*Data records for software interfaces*
___
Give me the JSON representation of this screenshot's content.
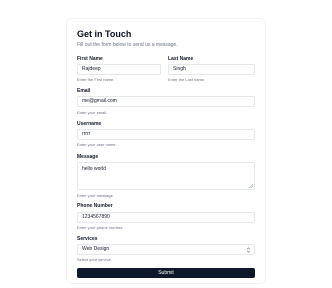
{
  "form": {
    "title": "Get in Touch",
    "subtitle": "Fill out the form below to send us a message.",
    "first_name": {
      "label": "First Name",
      "value": "Rajdeep",
      "help": "Enter the First name."
    },
    "last_name": {
      "label": "Last Name",
      "value": "Singh",
      "help": "Enter the Last name."
    },
    "email": {
      "label": "Email",
      "value": "me@gmail.com",
      "help": "Enter your email."
    },
    "username": {
      "label": "Username",
      "value": "rrrrr",
      "help": "Enter your user name."
    },
    "message": {
      "label": "Message",
      "value": "hello world",
      "help": "Enter your message."
    },
    "phone": {
      "label": "Phone Number",
      "value": "1234567890",
      "help": "Enter your phone number."
    },
    "services": {
      "label": "Services",
      "selected": "Web Design",
      "help": "Select your service."
    },
    "submit_label": "Submit"
  }
}
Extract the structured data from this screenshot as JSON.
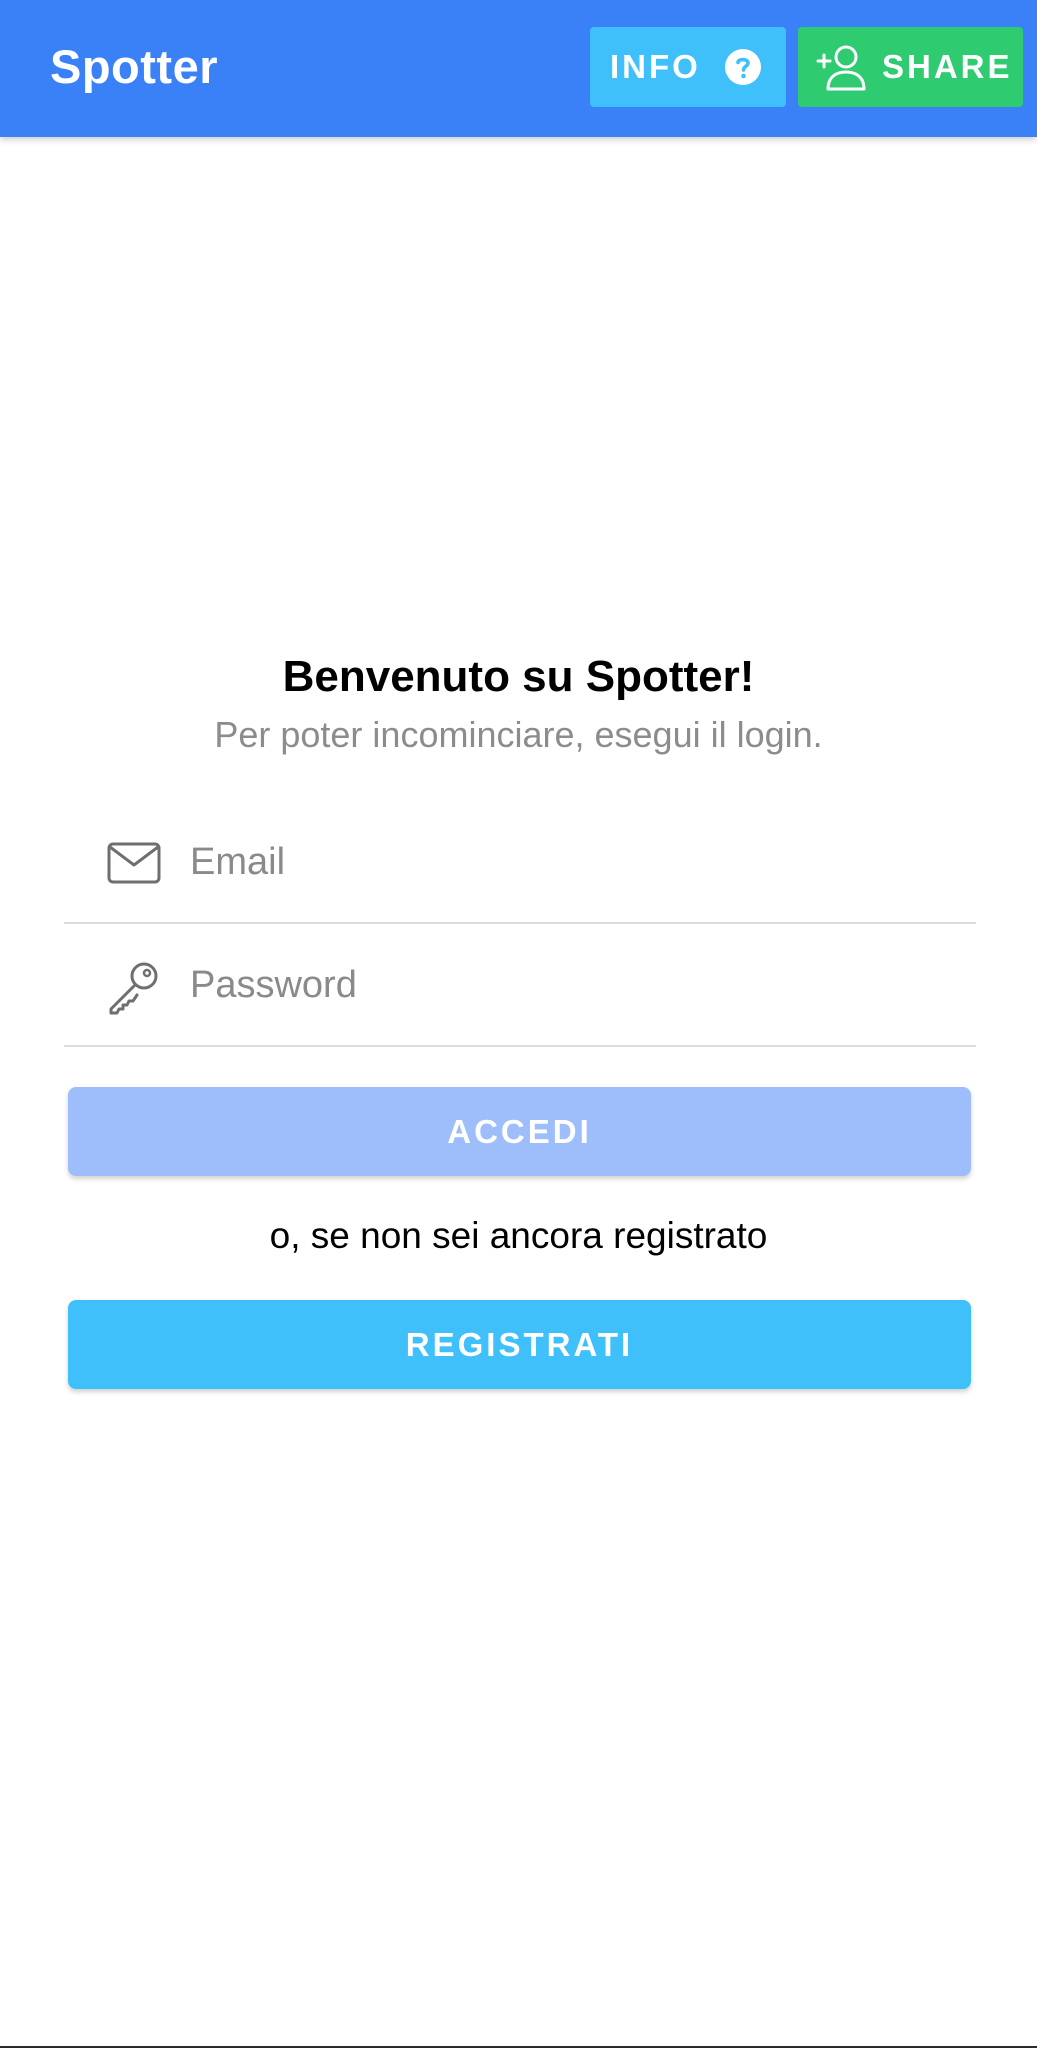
{
  "toolbar": {
    "title": "Spotter",
    "info_label": "INFO",
    "share_label": "SHARE",
    "info_icon": "help-circle-icon",
    "share_icon": "add-user-icon"
  },
  "welcome": {
    "title": "Benvenuto su Spotter!",
    "subtitle": "Per poter incominciare, esegui il login."
  },
  "form": {
    "email": {
      "placeholder": "Email",
      "value": "",
      "icon": "mail-icon"
    },
    "password": {
      "placeholder": "Password",
      "value": "",
      "icon": "key-icon"
    },
    "login_label": "ACCEDI",
    "alt_text": "o, se non sei ancora registrato",
    "register_label": "REGISTRATI"
  },
  "colors": {
    "toolbar": "#3a80f7",
    "info_button": "#3fc0fb",
    "share_button": "#2ecb71",
    "login_button_disabled": "#9dbefb",
    "register_button": "#3fc0fb",
    "subtitle_text": "#8c8c8c"
  }
}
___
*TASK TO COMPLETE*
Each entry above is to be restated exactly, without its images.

*RESULT OF THIS EXERCISE*
Give me the JSON representation of this screenshot's content.
{
  "form": {
    "title": "Get in Touch",
    "subtitle": "Fill out the form below to send us a message.",
    "first_name": {
      "label": "First Name",
      "value": "Rajdeep",
      "help": "Enter the First name."
    },
    "last_name": {
      "label": "Last Name",
      "value": "Singh",
      "help": "Enter the Last name."
    },
    "email": {
      "label": "Email",
      "value": "me@gmail.com",
      "help": "Enter your email."
    },
    "username": {
      "label": "Username",
      "value": "rrrrr",
      "help": "Enter your user name."
    },
    "message": {
      "label": "Message",
      "value": "hello world",
      "help": "Enter your message."
    },
    "phone": {
      "label": "Phone Number",
      "value": "1234567890",
      "help": "Enter your phone number."
    },
    "services": {
      "label": "Services",
      "selected": "Web Design",
      "help": "Select your service."
    },
    "submit_label": "Submit"
  }
}
Extract the structured data from this screenshot as JSON.
{
  "toolbar": {
    "title": "Spotter",
    "info_label": "INFO",
    "share_label": "SHARE",
    "info_icon": "help-circle-icon",
    "share_icon": "add-user-icon"
  },
  "welcome": {
    "title": "Benvenuto su Spotter!",
    "subtitle": "Per poter incominciare, esegui il login."
  },
  "form": {
    "email": {
      "placeholder": "Email",
      "value": "",
      "icon": "mail-icon"
    },
    "password": {
      "placeholder": "Password",
      "value": "",
      "icon": "key-icon"
    },
    "login_label": "ACCEDI",
    "alt_text": "o, se non sei ancora registrato",
    "register_label": "REGISTRATI"
  },
  "colors": {
    "toolbar": "#3a80f7",
    "info_button": "#3fc0fb",
    "share_button": "#2ecb71",
    "login_button_disabled": "#9dbefb",
    "register_button": "#3fc0fb",
    "subtitle_text": "#8c8c8c"
  }
}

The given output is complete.